However, China’s strict and strictly enforced lockdowns appear to have contained the spread of the coronavirus, allowing the country to restart its economy and undertake massive stimulus spending.
But perhaps the most supportive data for China’s economic recovery is imports of major commodities, with the world’s biggest buyer of natural resources seemingly single-handedly holding up the sector.
While imports of crude oil, up 12.7% in the first nine months of the year to the equivalent of 11.12 million barrels per day, are the standout, there is a caveat.
Chinese refiners went on a massive buying spree of crude during the brief price war in April between the world’s leading exporters, Saudi Arabia and Russia, that sent global benchmark Brent crude futures to a 17-year low.
They bought so much crude that the last five months of imports have been the five strongest on record, such was the volume that arrived and the subsequent congestion at ports.
However, there are no such caveats when it comes to other major commodities, especially those exposed most to stimulus spending, such as iron ore and copper.
IRON ORE, COPPER STAR
Iron ore imports are up 10.8% in the first nine months of the year, compared to the same period in 2019, with 868.5 million tonnes arriving.
The increase came despite the coronavirus cutting shipments from Brazil and South Africa, the two biggest exporters behind Australia.
Imports of unwrought copper surged a massive 42% in the first nine months to 4.99 billion tonnes, and even imports of copper ores and concentrates increased by 2.3%, notwithstanding supply issues related to the coronavirus pandemic.
Among agricultural commodities, imports of soybeans have gained 15.5% in the first three quarters, perhaps as a result of China buying more from the United States as part of the so-called Phase 1 trade deal between Washington and Beijing.
But imports of rubber, both natural and synthetic, have increased by 14.1%, an increase unrelated to the trade deal with the United States.
China’s appetite for commodities is also reflected in prices, with those most exposed to China seeing the biggest gains.
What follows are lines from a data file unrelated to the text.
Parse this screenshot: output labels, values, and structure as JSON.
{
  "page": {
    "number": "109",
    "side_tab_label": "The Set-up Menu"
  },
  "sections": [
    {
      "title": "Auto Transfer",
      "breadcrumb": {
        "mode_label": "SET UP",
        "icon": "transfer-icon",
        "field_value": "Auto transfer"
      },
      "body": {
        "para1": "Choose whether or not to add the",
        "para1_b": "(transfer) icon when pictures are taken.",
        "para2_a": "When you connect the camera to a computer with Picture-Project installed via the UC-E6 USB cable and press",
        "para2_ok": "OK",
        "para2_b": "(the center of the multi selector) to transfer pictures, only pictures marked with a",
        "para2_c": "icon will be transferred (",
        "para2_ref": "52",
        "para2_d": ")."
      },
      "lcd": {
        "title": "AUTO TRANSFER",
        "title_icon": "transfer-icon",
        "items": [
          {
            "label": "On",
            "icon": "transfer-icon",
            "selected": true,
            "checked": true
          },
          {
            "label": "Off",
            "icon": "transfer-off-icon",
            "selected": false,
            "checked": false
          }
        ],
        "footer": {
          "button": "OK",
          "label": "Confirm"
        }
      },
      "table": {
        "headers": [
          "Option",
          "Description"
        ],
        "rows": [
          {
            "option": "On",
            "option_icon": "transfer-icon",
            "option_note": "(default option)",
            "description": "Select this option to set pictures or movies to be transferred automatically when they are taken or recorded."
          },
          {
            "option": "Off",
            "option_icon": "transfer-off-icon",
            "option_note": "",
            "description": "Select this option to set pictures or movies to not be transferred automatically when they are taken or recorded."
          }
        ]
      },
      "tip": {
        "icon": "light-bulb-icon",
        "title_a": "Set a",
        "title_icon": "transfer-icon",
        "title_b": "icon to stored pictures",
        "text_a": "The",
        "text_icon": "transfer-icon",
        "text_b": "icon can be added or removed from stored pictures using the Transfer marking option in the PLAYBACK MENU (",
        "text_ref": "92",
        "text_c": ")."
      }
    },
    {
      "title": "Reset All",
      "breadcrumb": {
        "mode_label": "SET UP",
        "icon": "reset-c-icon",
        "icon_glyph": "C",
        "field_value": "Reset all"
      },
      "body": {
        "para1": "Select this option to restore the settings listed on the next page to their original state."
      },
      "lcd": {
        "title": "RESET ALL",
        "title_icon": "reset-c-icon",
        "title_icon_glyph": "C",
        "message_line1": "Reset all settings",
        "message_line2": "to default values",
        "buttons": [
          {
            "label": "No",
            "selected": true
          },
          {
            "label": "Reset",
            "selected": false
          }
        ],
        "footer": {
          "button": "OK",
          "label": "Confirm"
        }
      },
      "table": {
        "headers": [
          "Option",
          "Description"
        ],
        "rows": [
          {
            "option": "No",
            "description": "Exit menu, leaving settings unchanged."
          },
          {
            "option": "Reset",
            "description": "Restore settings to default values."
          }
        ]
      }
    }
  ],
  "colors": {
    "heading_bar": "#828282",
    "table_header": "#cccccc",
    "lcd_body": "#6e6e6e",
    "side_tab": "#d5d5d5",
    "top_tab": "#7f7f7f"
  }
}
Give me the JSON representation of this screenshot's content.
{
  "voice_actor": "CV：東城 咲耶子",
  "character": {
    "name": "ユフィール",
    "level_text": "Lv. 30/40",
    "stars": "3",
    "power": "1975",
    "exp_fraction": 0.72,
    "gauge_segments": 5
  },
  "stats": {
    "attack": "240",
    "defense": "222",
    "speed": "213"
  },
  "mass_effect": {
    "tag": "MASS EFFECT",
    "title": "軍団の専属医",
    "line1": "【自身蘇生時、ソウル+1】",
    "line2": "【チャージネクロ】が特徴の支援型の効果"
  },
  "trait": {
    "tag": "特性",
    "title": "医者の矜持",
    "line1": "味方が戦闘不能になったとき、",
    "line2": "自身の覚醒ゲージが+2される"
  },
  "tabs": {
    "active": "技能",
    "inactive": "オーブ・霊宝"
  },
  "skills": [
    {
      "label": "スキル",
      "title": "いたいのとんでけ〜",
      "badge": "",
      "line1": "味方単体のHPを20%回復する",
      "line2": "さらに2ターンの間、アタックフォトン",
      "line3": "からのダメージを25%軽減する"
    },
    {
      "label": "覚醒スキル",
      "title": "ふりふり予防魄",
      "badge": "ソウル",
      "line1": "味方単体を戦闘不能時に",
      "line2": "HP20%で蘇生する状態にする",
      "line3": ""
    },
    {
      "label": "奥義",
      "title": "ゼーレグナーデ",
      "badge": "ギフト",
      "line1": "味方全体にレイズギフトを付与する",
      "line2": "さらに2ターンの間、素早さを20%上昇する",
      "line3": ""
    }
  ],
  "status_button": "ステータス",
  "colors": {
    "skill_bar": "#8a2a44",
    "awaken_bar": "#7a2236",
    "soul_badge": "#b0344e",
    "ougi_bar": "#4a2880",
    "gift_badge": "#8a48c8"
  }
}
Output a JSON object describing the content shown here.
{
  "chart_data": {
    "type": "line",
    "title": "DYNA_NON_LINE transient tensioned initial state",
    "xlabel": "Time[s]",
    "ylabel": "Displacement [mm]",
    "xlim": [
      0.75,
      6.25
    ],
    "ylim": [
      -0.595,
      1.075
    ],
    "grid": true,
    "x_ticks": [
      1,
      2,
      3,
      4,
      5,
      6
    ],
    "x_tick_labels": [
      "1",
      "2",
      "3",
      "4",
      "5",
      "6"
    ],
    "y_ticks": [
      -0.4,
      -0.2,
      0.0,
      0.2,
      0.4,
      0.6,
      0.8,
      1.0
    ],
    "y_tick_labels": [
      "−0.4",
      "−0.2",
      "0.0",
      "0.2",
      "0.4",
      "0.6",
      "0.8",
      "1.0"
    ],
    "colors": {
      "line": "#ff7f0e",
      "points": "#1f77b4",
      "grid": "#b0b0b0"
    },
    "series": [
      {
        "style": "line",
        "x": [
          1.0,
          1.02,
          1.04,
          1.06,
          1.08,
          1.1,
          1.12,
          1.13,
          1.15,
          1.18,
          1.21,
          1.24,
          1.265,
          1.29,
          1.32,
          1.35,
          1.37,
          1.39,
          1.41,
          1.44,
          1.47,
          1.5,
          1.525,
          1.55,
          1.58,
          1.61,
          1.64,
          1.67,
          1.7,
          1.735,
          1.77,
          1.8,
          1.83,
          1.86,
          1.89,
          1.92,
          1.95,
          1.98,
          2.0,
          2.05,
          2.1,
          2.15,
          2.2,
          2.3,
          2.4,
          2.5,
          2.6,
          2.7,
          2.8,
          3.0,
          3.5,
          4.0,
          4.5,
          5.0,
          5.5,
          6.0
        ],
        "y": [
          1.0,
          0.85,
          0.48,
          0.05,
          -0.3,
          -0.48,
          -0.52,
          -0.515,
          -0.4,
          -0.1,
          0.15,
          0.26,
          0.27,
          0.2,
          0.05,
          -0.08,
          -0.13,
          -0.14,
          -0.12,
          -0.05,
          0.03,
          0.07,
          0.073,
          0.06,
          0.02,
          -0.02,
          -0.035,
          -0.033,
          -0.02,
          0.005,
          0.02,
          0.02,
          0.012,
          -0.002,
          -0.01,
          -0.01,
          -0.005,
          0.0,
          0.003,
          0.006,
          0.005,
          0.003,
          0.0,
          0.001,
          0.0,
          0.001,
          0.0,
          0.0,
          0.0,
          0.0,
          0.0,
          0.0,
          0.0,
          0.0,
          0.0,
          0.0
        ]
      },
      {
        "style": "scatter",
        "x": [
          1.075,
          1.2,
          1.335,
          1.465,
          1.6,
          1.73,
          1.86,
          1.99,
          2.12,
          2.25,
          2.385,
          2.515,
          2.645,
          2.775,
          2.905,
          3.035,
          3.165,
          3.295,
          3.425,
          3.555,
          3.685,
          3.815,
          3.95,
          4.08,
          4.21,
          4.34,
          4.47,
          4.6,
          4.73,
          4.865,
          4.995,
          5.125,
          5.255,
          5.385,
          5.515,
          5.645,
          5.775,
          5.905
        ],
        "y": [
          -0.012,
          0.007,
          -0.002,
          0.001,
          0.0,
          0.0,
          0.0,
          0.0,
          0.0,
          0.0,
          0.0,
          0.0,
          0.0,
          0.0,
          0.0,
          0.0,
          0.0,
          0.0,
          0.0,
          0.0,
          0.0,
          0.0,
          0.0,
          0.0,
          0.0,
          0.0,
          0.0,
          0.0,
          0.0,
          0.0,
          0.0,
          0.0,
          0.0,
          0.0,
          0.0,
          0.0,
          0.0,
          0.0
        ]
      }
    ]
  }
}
Spot iron ore for delivery to north China MT-IO-QIN62=ARG, as assessed by commodity price reporting agency Argus, has risen 49.4% from its low in 2020 of $79.60 a tonne on March 23 to the Oct. 16 close of $118.95.
London-traded copper has leapt 54.2% from its low of $4,371 a tonne on March 19 to the close of $6,740 on Oct. 16.
The contrast to a commodity which China has been buying less of, namely coal, couldn’t be more stark.
China’s imports of both thermal coal, used for power generation, and coking coal, used to make steel, have dropped 4.4% in the first nine months of 2020 to 239.4 million tonnes.
This is largely viewed as a result of the world’s biggest coal producer, importer and consumer moving to protect its domestic industry during the coronavirus pandemic.
Benchmark Australian thermal coal at Newcastle port, as assessed by Argus, was $51.29 a tonne in the week to Oct. 16, down 26.3% from its year-to-date peak of $69.59 in the week of Jan. 17.
Coking coal futures on the Singapore Exchange have dropped 20.4% from their peak of $161.99 on March 3 to close at $129 on Oct. 16.
It appears the story for many commodities this year is the more exposed to China, the better.
The opinions expressed herein are the author's and not necessarily those of The Xinde Marine News.
Please Contact Us at：